Holy Week, for most people (which, unfortunately includes a lot of Christians), is a week to skip so that we can move smoothly and without obstacle from Christmas to Easter. It's too bad that so many people miss the powerful impact of the days from Palm Sunday through Holy Saturday. If you haven't taken the time and allowed yourself the full experience of Holy Week, I especially invite you to this sacred journey.
Over the course of the weeks leading to Palm Sunday, our church utilized dramatic presentations of the gospel messages in John. Victoria M. Tufana and David Haas composed "The Gospel Proclamation of the Scrutinies" in 1982, which breaks up the long readings into four voices interspersed with congregational singing. These gospel proclamations are part of the church's intention for those preparing for baptism to be scrutinized by God's word and for them, in return, to scrutinize their own hearts. Is baptism what they truly desire? Are there any obstacles in their lives that keep them from dying with Christ and being raised with him on Easter? While the "scrutinies" are prayers not used in my tradition, the practice of inviting the initiate to serious reflection about this life change is important. And the gospels from John do just this.
We move from this time of discernment or "scrutiny" to a point of crisis as we reach Palm Sunday. The question for both initiates and baptized Christians is, "Do we want to enter Jerusalem's East Gate with Jesus?" I refer people to the chapter on Palm Sunday in John Dominic Crossan and Marcus Borg's "The Last Week" for more reading on this. During Holy Week God's realm and the powers and principalities of this world collide. Where do we want to be during this cosmic collision? Where is our heart?
On Maundy Thursday, we are invited to participate in remembering Jesus' last meal with his friends before suffering at the hands of the state. They share a Passover meal celebrating and remembering God's mighty acts of deliverance for God's chosen people. This meal is filled with both irony and foreshadowing. Even as Jesus celebrates the passing over of the Angel of Death and the deliverance of the Jews from Egypt, people are conspiring for his death. He will not be passed by; he will suffer a horrible and agonizing death. And yet, his resurrection will show that in some way death cannot hold him. Maundy Thursday is a wonderful observance. At the church I serve, we spend time during a soup dinner sharing thoughts on how God delivers the world, we share in a brief service of Holy Communion, and then we move in silence to the sanctuary where we strip it bare for the observance of Good Friday.
When people think about skipping Holy Week, typically it's Good Friday that they are really wanting to avoid.

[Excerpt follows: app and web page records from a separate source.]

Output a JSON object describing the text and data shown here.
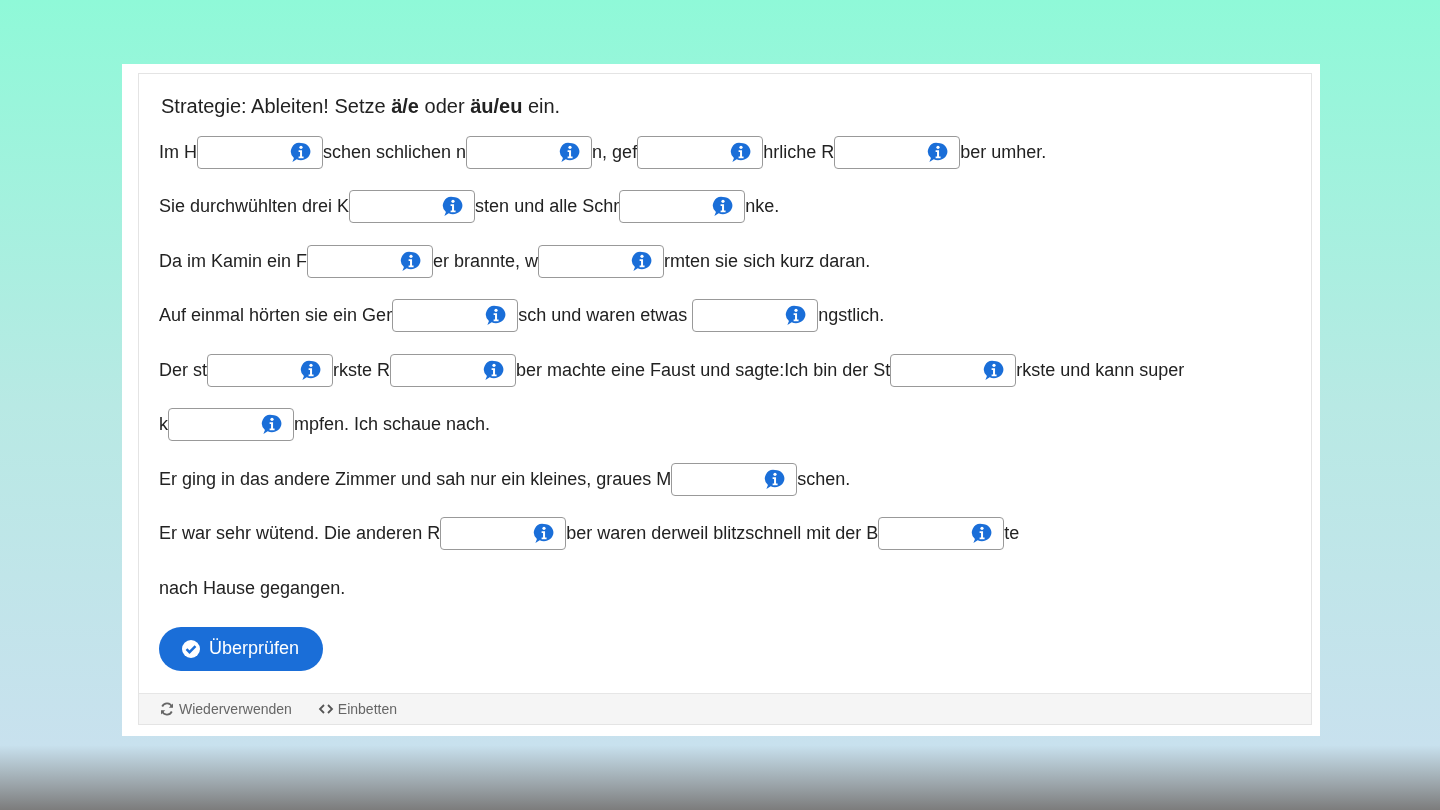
{
  "title": "Strategie: Ableiten! Setze **ä/e** oder **äu/eu** ein.",
  "lines": [
    {
      "segments": [
        {
          "kind": "text",
          "text": "Im H"
        },
        {
          "kind": "blank"
        },
        {
          "kind": "text",
          "text": "schen schlichen n"
        },
        {
          "kind": "blank"
        },
        {
          "kind": "text",
          "text": "n, gef"
        },
        {
          "kind": "blank"
        },
        {
          "kind": "text",
          "text": "hrliche R"
        },
        {
          "kind": "blank"
        },
        {
          "kind": "text",
          "text": "ber umher."
        }
      ]
    },
    {
      "segments": [
        {
          "kind": "text",
          "text": "Sie durchwühlten drei K"
        },
        {
          "kind": "blank"
        },
        {
          "kind": "text",
          "text": "sten und alle Schr"
        },
        {
          "kind": "blank"
        },
        {
          "kind": "text",
          "text": "nke."
        }
      ]
    },
    {
      "segments": [
        {
          "kind": "text",
          "text": "Da im Kamin ein F"
        },
        {
          "kind": "blank"
        },
        {
          "kind": "text",
          "text": "er brannte, w"
        },
        {
          "kind": "blank"
        },
        {
          "kind": "text",
          "text": "rmten sie sich kurz daran."
        }
      ]
    },
    {
      "segments": [
        {
          "kind": "text",
          "text": "Auf einmal hörten sie ein Ger"
        },
        {
          "kind": "blank"
        },
        {
          "kind": "text",
          "text": "sch und waren etwas "
        },
        {
          "kind": "blank"
        },
        {
          "kind": "text",
          "text": "ngstlich."
        }
      ]
    },
    {
      "segments": [
        {
          "kind": "text",
          "text": "Der st"
        },
        {
          "kind": "blank"
        },
        {
          "kind": "text",
          "text": "rkste R"
        },
        {
          "kind": "blank"
        },
        {
          "kind": "text",
          "text": "ber machte eine Faust und sagte:Ich bin der St"
        },
        {
          "kind": "blank"
        },
        {
          "kind": "text",
          "text": "rkste und kann super"
        }
      ]
    },
    {
      "segments": [
        {
          "kind": "text",
          "text": "k"
        },
        {
          "kind": "blank"
        },
        {
          "kind": "text",
          "text": "mpfen. Ich schaue nach."
        }
      ]
    },
    {
      "segments": [
        {
          "kind": "text",
          "text": "Er ging in das andere Zimmer und sah nur ein kleines, graues M"
        },
        {
          "kind": "blank"
        },
        {
          "kind": "text",
          "text": "schen."
        }
      ]
    },
    {
      "segments": [
        {
          "kind": "text",
          "text": "Er war sehr wütend. Die anderen R"
        },
        {
          "kind": "blank"
        },
        {
          "kind": "text",
          "text": "ber waren derweil blitzschnell mit der B"
        },
        {
          "kind": "blank"
        },
        {
          "kind": "text",
          "text": "te"
        }
      ]
    },
    {
      "segments": [
        {
          "kind": "text",
          "text": "nach Hause gegangen."
        }
      ]
    }
  ],
  "check_button": "Überprüfen",
  "footer": [
    {
      "kind": "reuse",
      "label": "Wiederverwenden"
    },
    {
      "kind": "embed",
      "label": "Einbetten"
    }
  ]
}
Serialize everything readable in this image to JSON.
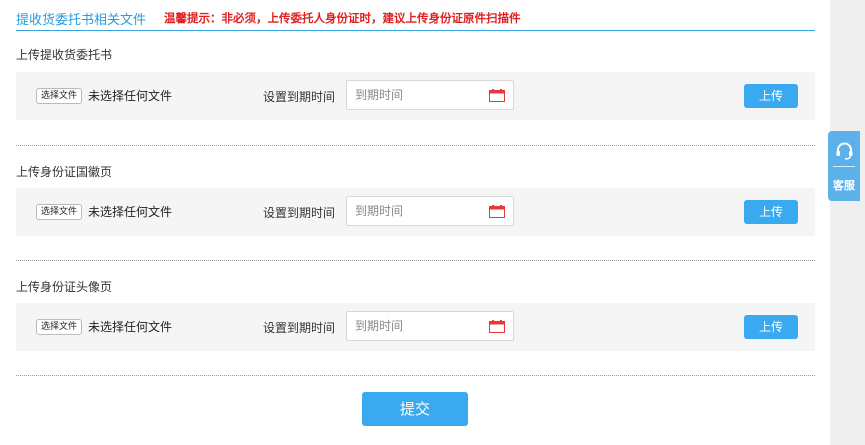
{
  "header": {
    "title": "提收货委托书相关文件",
    "hint": "温馨提示：非必须，上传委托人身份证时，建议上传身份证原件扫描件"
  },
  "sections": [
    {
      "title": "上传提收货委托书",
      "file_button": "选择文件",
      "file_status": "未选择任何文件",
      "expire_label": "设置到期时间",
      "date_placeholder": "到期时间",
      "upload_label": "上传"
    },
    {
      "title": "上传身份证国徽页",
      "file_button": "选择文件",
      "file_status": "未选择任何文件",
      "expire_label": "设置到期时间",
      "date_placeholder": "到期时间",
      "upload_label": "上传"
    },
    {
      "title": "上传身份证头像页",
      "file_button": "选择文件",
      "file_status": "未选择任何文件",
      "expire_label": "设置到期时间",
      "date_placeholder": "到期时间",
      "upload_label": "上传"
    }
  ],
  "submit_label": "提交",
  "customer_service": {
    "label": "客服",
    "icon": "headset-icon"
  },
  "colors": {
    "accent": "#3aaaf0",
    "header_title": "#2b9be0",
    "warning": "#e02020",
    "calendar": "#e8383d",
    "service_tab": "#5cb1ea"
  }
}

It is, after all, a real downer! I, however, don't experience Good Friday in that way. It is emotional for me, but not depressing. Good Friday marks the day when Jesus dies on the cross. There are many ways to mark this occasion. Churches I serve typically hold a tenebrae service - a service of shadows or darkness. This year we will turn to the seven last things Jesus has to say as he dies on the cross. This is called "The Seven Last Words of Christ." This service is often done during the daytime hours between noon and three, but we will be having the service in the evening. Good Friday invites us into Christ's suffering and death. It also invites us into the suffering of the world. This invitation is overwhelming if we go alone, but we don't. We go as a community in the presence of God. We are confronted with the ways in which we live outside of alignment with the Holy One. And we are challenged to see how we continue to crucify God even to this day. This is a moment of great importance for Christians. Without this moment of deep crisis the miracle of Easter is an empty ritual. As scary as it may be for you, I invite you to find a church that you trust and enter into their worship on this day.
Holy Saturday is often passed over altogether, but it is also an important day on the calendar. Jesus is gone. Truly gone. It is traditional to pray for him, the world, and for Christ's resurrection. After dusk, it is proper to hold a vigil waiting for the rays of Easter morn to bring new life from the trauma of Good Friday.
During Holy Week we live out our whole faith. Our faith story calls us not to simply assent intellectually, but to participate in death and resurrection, to find the necessary strength to be in solidarity with the crucified Christ among us today, to hold hope for God's heavenly feast which will mark the end of the powers and principalities of this world. Holy Week is the experience of God's reign coming to pass; it isn't easy and it isn't without pain - great pain. But resurrection is worth it. If you have been raised with Christ, you will know that life in God is a wonderful and wild thing. At least that is my testimony.
Welcome to Holy Week. I hope that you find time to explore it with vulnerability, openness, and honesty.
- ► 2013 (13)
- ► 2012 (34)
- ► 2011 (33)
- ► 2010 (34)
- ► 2009 (31)
- ▼ March (3)
- ► 2007 (111)